NEW YORK, March 11 ― Kristen Pedote signed up for the New York Academy of Art not just to hone her skills as an artist, but to also help others with her skill.
The 22-year-old graduate student from Oceanside, New York and about a dozen of her classmates collaborated with the coroner's office in Pima County, Arizona, to identify nameless corpses that have gone unclaimed, and put names to eight migrants who died trying to cross the border from Mexico into the US.
The hope is that the sculptures will help families claim the remains of their loved ones and bring them closure.
“The migrants, as they come across the border, they experience heat and usually they die of exposure,” John Volk said, the school's director of continuing education. “And people find skulls from their remains. And there's no way to identify them without DNA analysis and without dental records. So what we do is we try to reconstruct them so that people might be able to see one of their loved ones or family members and identify them.”
While the New York medical examiner's office has used police sketch artists for years to help with identifications, the partnership with the New York Academy of Art, now in its fourth year, turns to art students to bring the sketches to life.
Six months ago, Volk asked the New York medical examiner's office to work with the Pima County medical examiner's office so that his students could help in some way with the migrant issue.
Since it's impractical for the art students to use actual human remains being studied at the medical examiner's anthropology laboratory, which is also in Lower Manhattan, the office uses a 3D printer to print skulls that his students can work from.
Students reconstruct the faces using 3D images of skulls and the few facts available about ethnicity, sex, age and the like. In modeling the plasteline, an oil based clay, they also draw on their knowledge of tissue depth and other anatomical details.
They are told not to be creative because the point is to identify people. Two of the cases have been identified through DNA analysis, Volk said.
Pedote said the five days it takes to create the busts is an “emotional roller coaster because you do want to separate yourself from it but you also want to motivate yourself to kind of power through it, just to see.”

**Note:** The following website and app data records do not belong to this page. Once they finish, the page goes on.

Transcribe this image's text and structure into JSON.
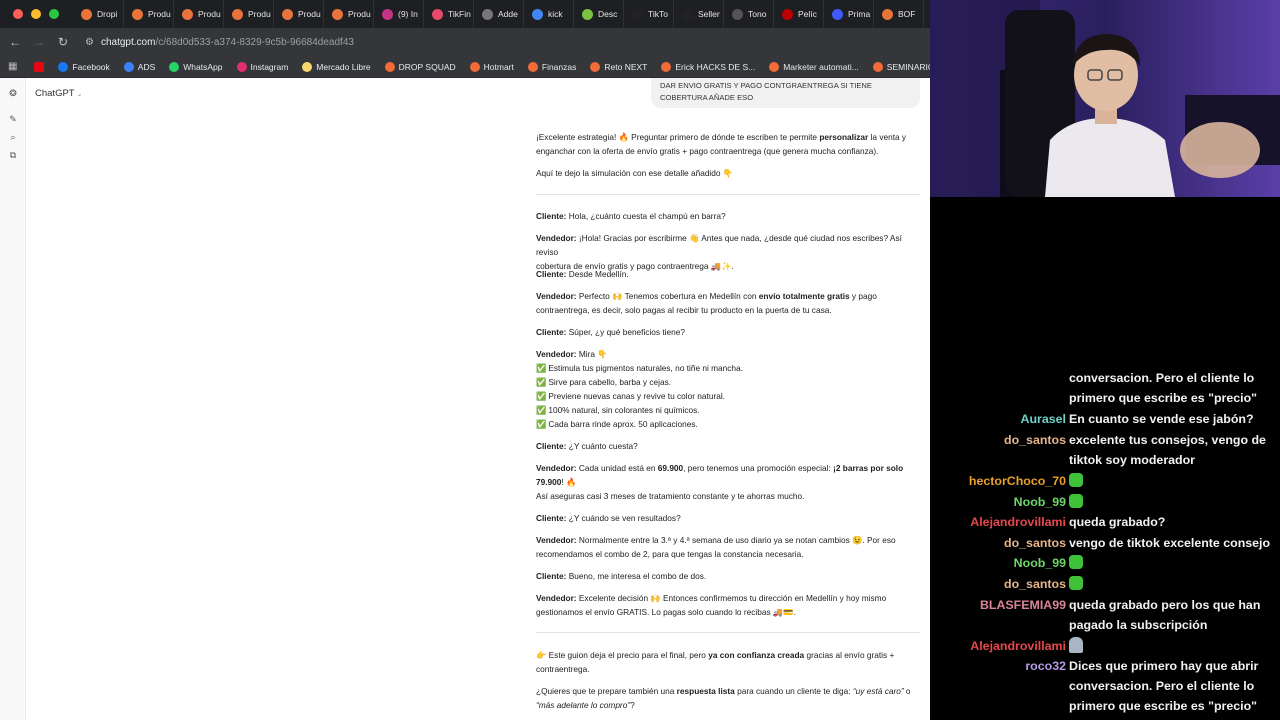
{
  "browser": {
    "tabs": [
      "Dropi",
      "Produ",
      "Produ",
      "Produ",
      "Produ",
      "Produ",
      "(9) In",
      "TikFin",
      "Adde",
      "kick",
      "Desc",
      "TikTo",
      "Seller",
      "Tono",
      "Pelíc",
      "Prima",
      "BOF"
    ],
    "url_host": "chatgpt.com",
    "url_path": "/c/68d0d533-a374-8329-9c5b-96684deadf43",
    "bookmarks": [
      "Facebook",
      "ADS",
      "WhatsApp",
      "Instagram",
      "Mercado Libre",
      "DROP SQUAD",
      "Hotmart",
      "Finanzas",
      "Reto NEXT",
      "Erick HACKS DE S...",
      "Marketer automati...",
      "SEMINARIOS ONLI..."
    ]
  },
  "chatgpt": {
    "model_label": "ChatGPT",
    "user_bubble": [
      "DAR ENVIO GRATIS Y PAGO CONTGRAENTREGA SI TIENE",
      "COBERTURA AÑADE ESO"
    ],
    "intro_1a": "¡Excelente estrategia! 🔥 Preguntar primero de dónde te escriben te permite ",
    "intro_1b": "personalizar",
    "intro_1c": " la venta y",
    "intro_2": "enganchar con la oferta de envío gratis + pago contraentrega (que genera mucha confianza).",
    "intro_3": "Aquí te dejo la simulación con ese detalle añadido 👇",
    "cliente": "Cliente:",
    "vendedor": "Vendedor:",
    "m1": "Hola, ¿cuánto cuesta el champú en barra?",
    "m2a": "¡Hola! Gracias por escribirme 👋 Antes que nada, ¿desde qué ciudad nos escribes? Así reviso",
    "m2b": "cobertura de envío gratis y pago contraentrega 🚚✨.",
    "m3": "Desde Medellín.",
    "m4a": "Perfecto 🙌 Tenemos cobertura en Medellín con ",
    "m4b": "envío totalmente gratis",
    "m4c": " y pago",
    "m4d": "contraentrega, es decir, solo pagas al recibir tu producto en la puerta de tu casa.",
    "m5": "Súper, ¿y qué beneficios tiene?",
    "m6": "Mira 👇",
    "benefits": [
      "Estimula tus pigmentos naturales, no tiñe ni mancha.",
      "Sirve para cabello, barba y cejas.",
      "Previene nuevas canas y revive tu color natural.",
      "100% natural, sin colorantes ni químicos.",
      "Cada barra rinde aprox. 50 aplicaciones."
    ],
    "check": "✅",
    "m7": "¿Y cuánto cuesta?",
    "m8a": "Cada unidad está en ",
    "m8b": "69.900",
    "m8c": ", pero tenemos una promoción especial: ",
    "m8d": "¡2 barras por solo",
    "m8e": "79.900",
    "m8f": "! 🔥",
    "m8g": "Así aseguras casi 3 meses de tratamiento constante y te ahorras mucho.",
    "m9": "¿Y cuándo se ven resultados?",
    "m10a": "Normalmente entre la 3.ª y 4.ª semana de uso diario ya se notan cambios 😉. Por eso",
    "m10b": "recomendamos el combo de 2, para que tengas la constancia necesaria.",
    "m11": "Bueno, me interesa el combo de dos.",
    "m12a": "Excelente decisión 🙌 Entonces confirmemos tu dirección en Medellín y hoy mismo",
    "m12b": "gestionamos el envío GRATIS. Lo pagas solo cuando lo recibas 🚚💳.",
    "out1a": "👉 Este guion deja el precio para el final, pero ",
    "out1b": "ya con confianza creada",
    "out1c": " gracias al envío gratis +",
    "out1d": "contraentrega.",
    "out2a": "¿Quieres que te prepare también una ",
    "out2b": "respuesta lista",
    "out2c": " para cuando un cliente te diga: ",
    "out2d": "“uy está caro”",
    "out2e": " o",
    "out2f": "“más adelante lo compro”",
    "out2g": "?"
  },
  "stream_chat": {
    "messages": [
      {
        "user": "",
        "color": "#ffffff",
        "lines": [
          "conversacion. Pero el cliente lo",
          "primero que escribe es \"precio\""
        ]
      },
      {
        "user": "Aurasel",
        "color": "#6fd1c8",
        "lines": [
          "En cuanto se vende ese jabón?"
        ]
      },
      {
        "user": "do_santos",
        "color": "#e4b48a",
        "lines": [
          "excelente tus consejos, vengo de",
          "tiktok soy moderador"
        ]
      },
      {
        "user": "hectorChoco_70",
        "color": "#e8a02c",
        "lines": [
          ""
        ],
        "emote": "green"
      },
      {
        "user": "Noob_99",
        "color": "#6fd46a",
        "lines": [
          ""
        ],
        "emote": "green"
      },
      {
        "user": "Alejandrovillami",
        "color": "#e8484c",
        "lines": [
          "queda grabado?"
        ]
      },
      {
        "user": "do_santos",
        "color": "#e4b48a",
        "lines": [
          "vengo de tiktok excelente consejo"
        ]
      },
      {
        "user": "Noob_99",
        "color": "#6fd46a",
        "lines": [
          ""
        ],
        "emote": "green"
      },
      {
        "user": "do_santos",
        "color": "#e4b48a",
        "lines": [
          ""
        ],
        "emote": "green"
      },
      {
        "user": "BLASFEMIA99",
        "color": "#d9849a",
        "lines": [
          "queda grabado pero los que han",
          "pagado la subscripción"
        ]
      },
      {
        "user": "Alejandrovillami",
        "color": "#e8484c",
        "lines": [
          ""
        ],
        "emote": "grey"
      },
      {
        "user": "roco32",
        "color": "#b59ae6",
        "lines": [
          "Dices que primero hay que abrir",
          "conversacion. Pero el cliente lo",
          "primero que escribe es \"precio\""
        ]
      }
    ]
  }
}
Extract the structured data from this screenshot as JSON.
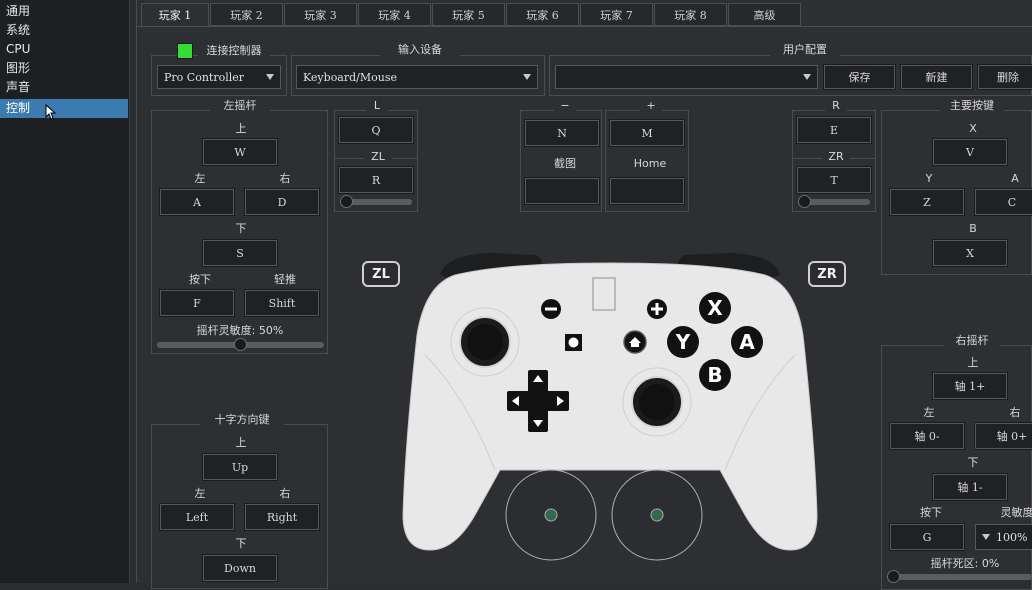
{
  "sidebar": {
    "items": [
      {
        "label": "通用"
      },
      {
        "label": "系统"
      },
      {
        "label": "CPU"
      },
      {
        "label": "图形"
      },
      {
        "label": "声音"
      },
      {
        "label": "控制"
      }
    ],
    "selected_index": 5
  },
  "tabs": [
    {
      "label": "玩家 1"
    },
    {
      "label": "玩家 2"
    },
    {
      "label": "玩家 3"
    },
    {
      "label": "玩家 4"
    },
    {
      "label": "玩家 5"
    },
    {
      "label": "玩家 6"
    },
    {
      "label": "玩家 7"
    },
    {
      "label": "玩家 8"
    },
    {
      "label": "高级"
    }
  ],
  "connect": {
    "label": "连接控制器",
    "controller_type": "Pro Controller",
    "status_color": "#33dd33"
  },
  "input_device": {
    "title": "输入设备",
    "value": "Keyboard/Mouse"
  },
  "user_config": {
    "title": "用户配置",
    "value": "",
    "save": "保存",
    "new": "新建",
    "delete": "删除"
  },
  "left_stick": {
    "title": "左摇杆",
    "up_label": "上",
    "up": "W",
    "left_label": "左",
    "left": "A",
    "right_label": "右",
    "right": "D",
    "down_label": "下",
    "down": "S",
    "press_label": "按下",
    "press": "F",
    "light_label": "轻推",
    "light": "Shift",
    "sensitivity_label": "摇杆灵敏度: 50%",
    "sensitivity_value": 0.5
  },
  "l_group": {
    "l_label": "L",
    "l": "Q",
    "zl_label": "ZL",
    "zl": "R",
    "slider_value": 0.0
  },
  "minus_plus": {
    "minus_label": "−",
    "minus": "N",
    "plus_label": "+",
    "plus": "M",
    "capture_label": "截图",
    "capture": "",
    "home_label": "Home",
    "home": ""
  },
  "r_group": {
    "r_label": "R",
    "r": "E",
    "zr_label": "ZR",
    "zr": "T",
    "slider_value": 0.0
  },
  "face_buttons": {
    "title": "主要按键",
    "x_label": "X",
    "x": "V",
    "y_label": "Y",
    "y": "Z",
    "a_label": "A",
    "a": "C",
    "b_label": "B",
    "b": "X"
  },
  "dpad": {
    "title": "十字方向键",
    "up_label": "上",
    "up": "Up",
    "left_label": "左",
    "left": "Left",
    "right_label": "右",
    "right": "Right",
    "down_label": "下",
    "down": "Down"
  },
  "right_stick": {
    "title": "右摇杆",
    "up_label": "上",
    "up": "轴 1+",
    "left_label": "左",
    "left": "轴 0-",
    "right_label": "右",
    "right": "轴 0+",
    "down_label": "下",
    "down": "轴 1-",
    "press_label": "按下",
    "press": "G",
    "sensitivity_label": "灵敏度",
    "sensitivity": "100%",
    "deadzone_label": "摇杆死区: 0%",
    "deadzone_value": 0.0
  },
  "controller": {
    "zl": "ZL",
    "zr": "ZR",
    "x": "X",
    "y": "Y",
    "a": "A",
    "b": "B",
    "minus": "−",
    "plus": "+"
  }
}
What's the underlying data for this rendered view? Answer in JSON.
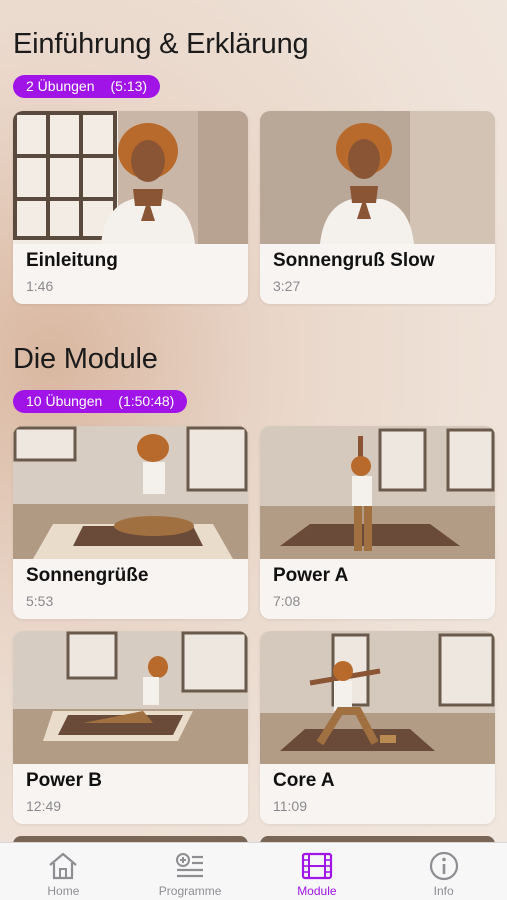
{
  "sections": [
    {
      "title": "Einführung & Erklärung",
      "pill": {
        "count": "2 Übungen",
        "duration": "(5:13)"
      },
      "cards": [
        {
          "title": "Einleitung",
          "duration": "1:46"
        },
        {
          "title": "Sonnengruß Slow",
          "duration": "3:27"
        }
      ]
    },
    {
      "title": "Die Module",
      "pill": {
        "count": "10 Übungen",
        "duration": "(1:50:48)"
      },
      "cards": [
        {
          "title": "Sonnengrüße",
          "duration": "5:53"
        },
        {
          "title": "Power A",
          "duration": "7:08"
        },
        {
          "title": "Power B",
          "duration": "12:49"
        },
        {
          "title": "Core A",
          "duration": "11:09"
        }
      ]
    }
  ],
  "tabbar": {
    "items": [
      {
        "label": "Home",
        "icon": "home-icon",
        "active": false
      },
      {
        "label": "Programme",
        "icon": "playlist-add-icon",
        "active": false
      },
      {
        "label": "Module",
        "icon": "film-icon",
        "active": true
      },
      {
        "label": "Info",
        "icon": "info-icon",
        "active": false
      }
    ]
  },
  "colors": {
    "accent": "#a014e8",
    "inactive": "#8e8e93"
  }
}
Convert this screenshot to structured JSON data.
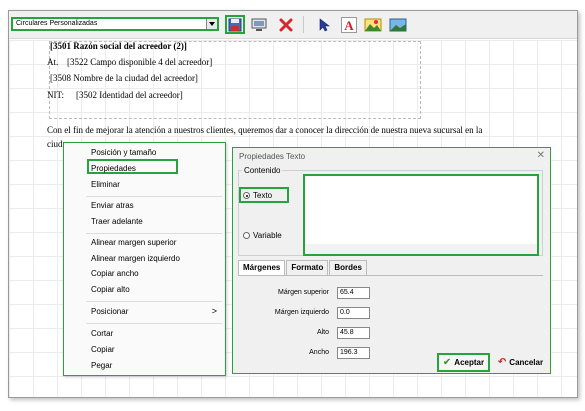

The project is a mix between skulls from migrants and unidentified skulls found in New York. Student Madison Haws said her skull was of a woman found in Queens, New York in 1993 at a home for the mentally ill. The medical examiner's office is not sure whether the woman who was found in a basement crawl space after the facility had closed down was a resident.
“You don't want to make them look sad, even though you feel kind of sad, you just want to like, try to keep a distance while allowing your emotions to motivate you to kind of, get through it,” Haws said.
According to a Mexican Congressional report backed by US and Mexican border groups and academics, at least 6,000 Mexicans have died trying to cross the border from Mexico to the US since 2000.
And at the start of last year, a high number of migrant deaths from Pima County alone added even more deaths to the total, from a single county on the US-Mexican border. The deaths were likely the result of hypothermia or dehydration.
Tougher security along the US-Mexico border is forcing migrants to take more dangerous, remote routes to cross into the United States and pushing up the number of deaths in the Sonoran Desert.
Meanwhile, the sculptures are on display at the New York Academy of Art's windows through March 29, and photos of the faces have been posted online to the National Missing and Unidentified Persons System. ― Reuters